==== Given records ====

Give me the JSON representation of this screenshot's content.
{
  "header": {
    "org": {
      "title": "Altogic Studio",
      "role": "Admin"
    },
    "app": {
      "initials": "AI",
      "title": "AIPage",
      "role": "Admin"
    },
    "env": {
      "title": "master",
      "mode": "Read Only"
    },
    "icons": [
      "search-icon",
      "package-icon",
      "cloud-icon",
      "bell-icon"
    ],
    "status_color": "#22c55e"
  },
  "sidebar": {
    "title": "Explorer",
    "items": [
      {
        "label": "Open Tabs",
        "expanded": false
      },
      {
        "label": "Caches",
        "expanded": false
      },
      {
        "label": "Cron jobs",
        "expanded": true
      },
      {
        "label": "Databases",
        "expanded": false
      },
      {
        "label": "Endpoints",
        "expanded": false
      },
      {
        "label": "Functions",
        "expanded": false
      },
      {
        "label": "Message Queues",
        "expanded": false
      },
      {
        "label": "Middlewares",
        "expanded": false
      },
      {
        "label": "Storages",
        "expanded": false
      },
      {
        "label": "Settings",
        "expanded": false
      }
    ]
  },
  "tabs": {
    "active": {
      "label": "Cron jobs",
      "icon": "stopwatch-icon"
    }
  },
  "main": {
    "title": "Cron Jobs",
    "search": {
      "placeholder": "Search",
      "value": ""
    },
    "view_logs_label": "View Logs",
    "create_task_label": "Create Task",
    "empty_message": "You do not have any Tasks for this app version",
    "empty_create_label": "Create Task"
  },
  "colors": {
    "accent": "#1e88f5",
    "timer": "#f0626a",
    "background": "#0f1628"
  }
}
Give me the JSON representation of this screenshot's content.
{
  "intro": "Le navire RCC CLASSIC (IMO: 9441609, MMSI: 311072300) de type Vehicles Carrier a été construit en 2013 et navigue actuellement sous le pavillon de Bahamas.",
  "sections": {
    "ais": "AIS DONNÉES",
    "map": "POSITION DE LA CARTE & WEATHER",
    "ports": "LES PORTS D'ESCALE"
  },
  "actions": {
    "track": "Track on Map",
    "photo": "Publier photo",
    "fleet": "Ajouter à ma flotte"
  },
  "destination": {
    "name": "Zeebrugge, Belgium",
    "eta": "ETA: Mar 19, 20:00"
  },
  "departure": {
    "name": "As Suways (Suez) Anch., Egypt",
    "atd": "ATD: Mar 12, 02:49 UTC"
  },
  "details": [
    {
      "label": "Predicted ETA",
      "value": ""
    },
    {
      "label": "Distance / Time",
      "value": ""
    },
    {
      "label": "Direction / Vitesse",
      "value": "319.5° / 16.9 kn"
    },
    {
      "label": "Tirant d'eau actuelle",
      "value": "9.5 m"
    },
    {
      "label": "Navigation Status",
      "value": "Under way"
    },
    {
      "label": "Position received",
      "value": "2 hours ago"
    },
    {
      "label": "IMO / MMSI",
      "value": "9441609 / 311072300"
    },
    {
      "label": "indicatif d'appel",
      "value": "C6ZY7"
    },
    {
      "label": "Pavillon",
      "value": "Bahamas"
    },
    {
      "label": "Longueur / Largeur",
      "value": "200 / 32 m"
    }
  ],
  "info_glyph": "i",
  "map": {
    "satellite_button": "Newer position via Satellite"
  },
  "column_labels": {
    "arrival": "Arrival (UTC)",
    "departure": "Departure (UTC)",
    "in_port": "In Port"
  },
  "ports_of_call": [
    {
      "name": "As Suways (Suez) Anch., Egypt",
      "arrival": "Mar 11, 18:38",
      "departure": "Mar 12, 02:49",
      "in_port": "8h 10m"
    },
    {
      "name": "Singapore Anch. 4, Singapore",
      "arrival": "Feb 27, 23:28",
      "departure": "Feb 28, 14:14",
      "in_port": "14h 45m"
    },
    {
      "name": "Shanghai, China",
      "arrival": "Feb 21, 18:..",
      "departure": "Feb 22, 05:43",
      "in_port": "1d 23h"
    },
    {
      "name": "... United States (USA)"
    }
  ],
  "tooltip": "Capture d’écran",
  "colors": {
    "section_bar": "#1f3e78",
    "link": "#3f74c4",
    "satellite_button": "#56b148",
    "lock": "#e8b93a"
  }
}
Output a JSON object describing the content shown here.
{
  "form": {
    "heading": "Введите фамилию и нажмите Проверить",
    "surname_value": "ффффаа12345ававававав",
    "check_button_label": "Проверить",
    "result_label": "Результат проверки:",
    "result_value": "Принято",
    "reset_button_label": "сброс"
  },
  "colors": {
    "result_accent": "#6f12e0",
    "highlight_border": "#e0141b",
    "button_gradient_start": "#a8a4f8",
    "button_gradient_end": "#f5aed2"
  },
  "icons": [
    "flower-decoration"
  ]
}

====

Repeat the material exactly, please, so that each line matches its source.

Give me the JSON representation of this screenshot's content.
{
  "header": {
    "org": {
      "title": "Altogic Studio",
      "role": "Admin"
    },
    "app": {
      "initials": "AI",
      "title": "AIPage",
      "role": "Admin"
    },
    "env": {
      "title": "master",
      "mode": "Read Only"
    },
    "icons": [
      "search-icon",
      "package-icon",
      "cloud-icon",
      "bell-icon"
    ],
    "status_color": "#22c55e"
  },
  "sidebar": {
    "title": "Explorer",
    "items": [
      {
        "label": "Open Tabs",
        "expanded": false
      },
      {
        "label": "Caches",
        "expanded": false
      },
      {
        "label": "Cron jobs",
        "expanded": true
      },
      {
        "label": "Databases",
        "expanded": false
      },
      {
        "label": "Endpoints",
        "expanded": false
      },
      {
        "label": "Functions",
        "expanded": false
      },
      {
        "label": "Message Queues",
        "expanded": false
      },
      {
        "label": "Middlewares",
        "expanded": false
      },
      {
        "label": "Storages",
        "expanded": false
      },
      {
        "label": "Settings",
        "expanded": false
      }
    ]
  },
  "tabs": {
    "active": {
      "label": "Cron jobs",
      "icon": "stopwatch-icon"
    }
  },
  "main": {
    "title": "Cron Jobs",
    "search": {
      "placeholder": "Search",
      "value": ""
    },
    "view_logs_label": "View Logs",
    "create_task_label": "Create Task",
    "empty_message": "You do not have any Tasks for this app version",
    "empty_create_label": "Create Task"
  },
  "colors": {
    "accent": "#1e88f5",
    "timer": "#f0626a",
    "background": "#0f1628"
  }
}
Give me the JSON representation of this screenshot's content.
{
  "intro": "Le navire RCC CLASSIC (IMO: 9441609, MMSI: 311072300) de type Vehicles Carrier a été construit en 2013 et navigue actuellement sous le pavillon de Bahamas.",
  "sections": {
    "ais": "AIS DONNÉES",
    "map": "POSITION DE LA CARTE & WEATHER",
    "ports": "LES PORTS D'ESCALE"
  },
  "actions": {
    "track": "Track on Map",
    "photo": "Publier photo",
    "fleet": "Ajouter à ma flotte"
  },
  "destination": {
    "name": "Zeebrugge, Belgium",
    "eta": "ETA: Mar 19, 20:00"
  },
  "departure": {
    "name": "As Suways (Suez) Anch., Egypt",
    "atd": "ATD: Mar 12, 02:49 UTC"
  },
  "details": [
    {
      "label": "Predicted ETA",
      "value": ""
    },
    {
      "label": "Distance / Time",
      "value": ""
    },
    {
      "label": "Direction / Vitesse",
      "value": "319.5° / 16.9 kn"
    },
    {
      "label": "Tirant d'eau actuelle",
      "value": "9.5 m"
    },
    {
      "label": "Navigation Status",
      "value": "Under way"
    },
    {
      "label": "Position received",
      "value": "2 hours ago"
    },
    {
      "label": "IMO / MMSI",
      "value": "9441609 / 311072300"
    },
    {
      "label": "indicatif d'appel",
      "value": "C6ZY7"
    },
    {
      "label": "Pavillon",
      "value": "Bahamas"
    },
    {
      "label": "Longueur / Largeur",
      "value": "200 / 32 m"
    }
  ],
  "info_glyph": "i",
  "map": {
    "satellite_button": "Newer position via Satellite"
  },
  "column_labels": {
    "arrival": "Arrival (UTC)",
    "departure": "Departure (UTC)",
    "in_port": "In Port"
  },
  "ports_of_call": [
    {
      "name": "As Suways (Suez) Anch., Egypt",
      "arrival": "Mar 11, 18:38",
      "departure": "Mar 12, 02:49",
      "in_port": "8h 10m"
    },
    {
      "name": "Singapore Anch. 4, Singapore",
      "arrival": "Feb 27, 23:28",
      "departure": "Feb 28, 14:14",
      "in_port": "14h 45m"
    },
    {
      "name": "Shanghai, China",
      "arrival": "Feb 21, 18:..",
      "departure": "Feb 22, 05:43",
      "in_port": "1d 23h"
    },
    {
      "name": "... United States (USA)"
    }
  ],
  "tooltip": "Capture d’écran",
  "colors": {
    "section_bar": "#1f3e78",
    "link": "#3f74c4",
    "satellite_button": "#56b148",
    "lock": "#e8b93a"
  }
}
Output a JSON object describing the content shown here.
{
  "form": {
    "heading": "Введите фамилию и нажмите Проверить",
    "surname_value": "ффффаа12345ававававав",
    "check_button_label": "Проверить",
    "result_label": "Результат проверки:",
    "result_value": "Принято",
    "reset_button_label": "сброс"
  },
  "colors": {
    "result_accent": "#6f12e0",
    "highlight_border": "#e0141b",
    "button_gradient_start": "#a8a4f8",
    "button_gradient_end": "#f5aed2"
  },
  "icons": [
    "flower-decoration"
  ]
}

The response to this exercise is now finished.